There is a group of teenagers and young women in Orange County who now walk a little taller and with a little more confidence.
It might be because they now know how to deliver a swift kick to the groin or a palm strike to the face.
Or it might because they now know how to spot a controlling boyfriend and effectively end a relationship, or how to steer clear of potentially dangerous situations.
Nearly 70 high school girls and college women are now armed with valuable tools so they can be safer.
Laguna Niguel Mayor Laurie Davies partnered with the Orange County Sheriff’s Department and the interactive violence prevention program Get Safe to host the city’s first ever Female Empowerment Initiative Thursday, July 21, at City Hall.
The free event was inspired by a city youth committee that pitches City Council members on programs and activities they want to see in the city.
“When they came to us and said they wanted some type of safety class we said, ‘done,’” Davies said. “Safety is our No. 1 priority in the city.”
OCSD Crime Prevention Specialist Christina Longeuay said the course is likely the first of many the department and city will partner to offer.
“It’s important for personal safety because, in this day and age, you can be walking down the street anywhere and come across all types of dangers,” Longeuay said. “Giving them a little more confidence is the biggest thing.”
Executive director of Get Safe Stuart Haskin, who also is a reserve sergeant with the OCSD, and Dave Monderine, advocacy and training specialist, said they teach every woman that she is already equipped with the best tools for staying safe: their minds, bodies and voices.
“We don’t go through a bunch of stats about attacks or assaults,” Monderine said. “We don’t want to scare them, we want to empower them.”
The class was filled with humor and important information the participants could easily commit to memory and call upon, if ever needed.
The girls and women learned how to be more aware of their surroundings, how to assess situations and identify any risks.
They were told to get off their cell phones and walk tall with their shoulders back.
“People are walking around and not paying attention to their surroundings. It makes you a target,” Monderine said. “And if you look like a target, you may possibly be a target, even in a safe city.”
The favorite part of the class for many of the students was when things got physical.
The girls and women were taught the correct way to kick standing up and lying down, how to palm strike and the proper defense stance.
They learned how to use their voices to yell, “back off” with authority.
Christine Burke watched as her daughter, Kendra, a sophomore at Aliso Niguel High School, nearly knocked over one of the instructors with a strong kick to the padded bag.
“She’s going to be alone more than she was in middle school and in different situations,” Burke said. “It’s important for them to know the kind of dangers that are out there.”
Haskin and Monderine also covered dating safety — a subject that grabbed the attention of the audience because it’s one every participant in the room is likely to encounter at some point in life.
The instructors warned the students about being wary of men who want to order for them, talk over them or treat strangers with indifference — all signs of someone who might have control issues.
“We want to make sure you’re treated right, that you’re respected and listened to,” Haskin told the class.

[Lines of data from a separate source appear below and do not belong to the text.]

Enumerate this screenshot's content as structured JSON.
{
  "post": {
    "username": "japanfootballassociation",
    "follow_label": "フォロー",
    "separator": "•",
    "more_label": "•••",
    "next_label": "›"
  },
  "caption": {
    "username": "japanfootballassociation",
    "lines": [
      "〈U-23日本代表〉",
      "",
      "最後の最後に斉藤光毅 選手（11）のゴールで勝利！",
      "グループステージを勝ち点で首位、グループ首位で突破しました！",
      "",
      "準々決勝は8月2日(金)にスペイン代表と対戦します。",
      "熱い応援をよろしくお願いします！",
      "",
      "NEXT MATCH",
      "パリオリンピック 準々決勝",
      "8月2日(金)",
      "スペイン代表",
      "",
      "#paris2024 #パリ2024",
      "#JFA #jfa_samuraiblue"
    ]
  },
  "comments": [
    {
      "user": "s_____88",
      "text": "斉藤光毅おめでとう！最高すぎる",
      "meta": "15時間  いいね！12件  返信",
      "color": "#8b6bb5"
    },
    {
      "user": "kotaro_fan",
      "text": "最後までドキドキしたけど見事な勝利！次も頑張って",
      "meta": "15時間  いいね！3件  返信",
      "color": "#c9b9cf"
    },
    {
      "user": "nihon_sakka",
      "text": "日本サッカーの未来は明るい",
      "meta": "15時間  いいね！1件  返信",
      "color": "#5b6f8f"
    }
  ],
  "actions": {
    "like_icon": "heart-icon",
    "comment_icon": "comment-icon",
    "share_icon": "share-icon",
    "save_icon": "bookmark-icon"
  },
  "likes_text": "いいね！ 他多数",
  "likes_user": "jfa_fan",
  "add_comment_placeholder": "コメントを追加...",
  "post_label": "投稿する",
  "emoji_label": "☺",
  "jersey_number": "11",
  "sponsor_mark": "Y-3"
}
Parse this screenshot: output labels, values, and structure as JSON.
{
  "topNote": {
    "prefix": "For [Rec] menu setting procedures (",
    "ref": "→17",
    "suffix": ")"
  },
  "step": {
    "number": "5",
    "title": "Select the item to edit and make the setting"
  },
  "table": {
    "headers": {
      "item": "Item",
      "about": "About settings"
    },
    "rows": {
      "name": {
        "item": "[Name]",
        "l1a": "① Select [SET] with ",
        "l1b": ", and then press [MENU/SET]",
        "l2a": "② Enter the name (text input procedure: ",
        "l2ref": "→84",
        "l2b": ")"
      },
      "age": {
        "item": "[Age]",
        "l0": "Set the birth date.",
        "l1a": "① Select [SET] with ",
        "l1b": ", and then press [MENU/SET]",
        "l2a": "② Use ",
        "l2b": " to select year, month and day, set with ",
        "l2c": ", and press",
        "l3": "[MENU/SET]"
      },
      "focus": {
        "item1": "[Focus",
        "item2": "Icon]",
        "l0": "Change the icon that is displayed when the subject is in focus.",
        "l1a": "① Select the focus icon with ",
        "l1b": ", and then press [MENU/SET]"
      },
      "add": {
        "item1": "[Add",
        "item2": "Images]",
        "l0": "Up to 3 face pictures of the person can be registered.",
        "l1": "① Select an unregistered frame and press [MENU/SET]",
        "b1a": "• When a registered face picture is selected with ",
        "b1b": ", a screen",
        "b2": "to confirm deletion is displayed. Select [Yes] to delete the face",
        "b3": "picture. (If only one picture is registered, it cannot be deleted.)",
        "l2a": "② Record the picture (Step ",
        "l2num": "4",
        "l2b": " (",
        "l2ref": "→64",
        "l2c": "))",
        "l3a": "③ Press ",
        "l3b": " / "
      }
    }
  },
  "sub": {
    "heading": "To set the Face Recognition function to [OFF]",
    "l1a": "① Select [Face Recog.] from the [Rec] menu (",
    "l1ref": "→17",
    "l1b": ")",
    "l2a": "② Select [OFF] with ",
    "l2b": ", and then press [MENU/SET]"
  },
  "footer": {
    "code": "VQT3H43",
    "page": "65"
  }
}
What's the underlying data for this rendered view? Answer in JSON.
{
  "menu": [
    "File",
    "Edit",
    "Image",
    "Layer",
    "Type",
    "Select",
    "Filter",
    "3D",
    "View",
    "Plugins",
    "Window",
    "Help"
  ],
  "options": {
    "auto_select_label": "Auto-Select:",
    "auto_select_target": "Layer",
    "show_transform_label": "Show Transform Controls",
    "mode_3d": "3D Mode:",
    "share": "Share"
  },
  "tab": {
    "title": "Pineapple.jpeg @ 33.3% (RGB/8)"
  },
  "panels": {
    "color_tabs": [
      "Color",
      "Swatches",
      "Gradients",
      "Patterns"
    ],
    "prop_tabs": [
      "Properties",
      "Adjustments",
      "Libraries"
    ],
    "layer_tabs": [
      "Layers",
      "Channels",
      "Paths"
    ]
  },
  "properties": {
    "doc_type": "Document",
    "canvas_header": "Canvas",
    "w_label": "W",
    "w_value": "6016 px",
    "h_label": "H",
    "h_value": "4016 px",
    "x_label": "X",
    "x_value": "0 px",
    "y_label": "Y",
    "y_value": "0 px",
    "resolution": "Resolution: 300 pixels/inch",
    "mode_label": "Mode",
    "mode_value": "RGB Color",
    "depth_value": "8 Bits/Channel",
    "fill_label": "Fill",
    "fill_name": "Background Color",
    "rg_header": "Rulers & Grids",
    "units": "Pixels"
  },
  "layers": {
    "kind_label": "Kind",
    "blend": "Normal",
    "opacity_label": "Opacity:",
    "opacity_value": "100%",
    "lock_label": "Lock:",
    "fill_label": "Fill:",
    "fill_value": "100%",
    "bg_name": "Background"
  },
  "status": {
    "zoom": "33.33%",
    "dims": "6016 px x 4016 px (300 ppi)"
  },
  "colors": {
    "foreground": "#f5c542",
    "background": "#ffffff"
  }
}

Liz Gonzalez, a student at Cal State Fullerton, said she wished she would’ve found the course sooner having been in some of the situations Haskin and Monderine talked about.
Now, she said, she feels stronger and more prepared to handle a variety of situations.
“I loved it,” Gonzalez said. “It’s just so important to know these things. It’s safe for me, as a woman, to know this.”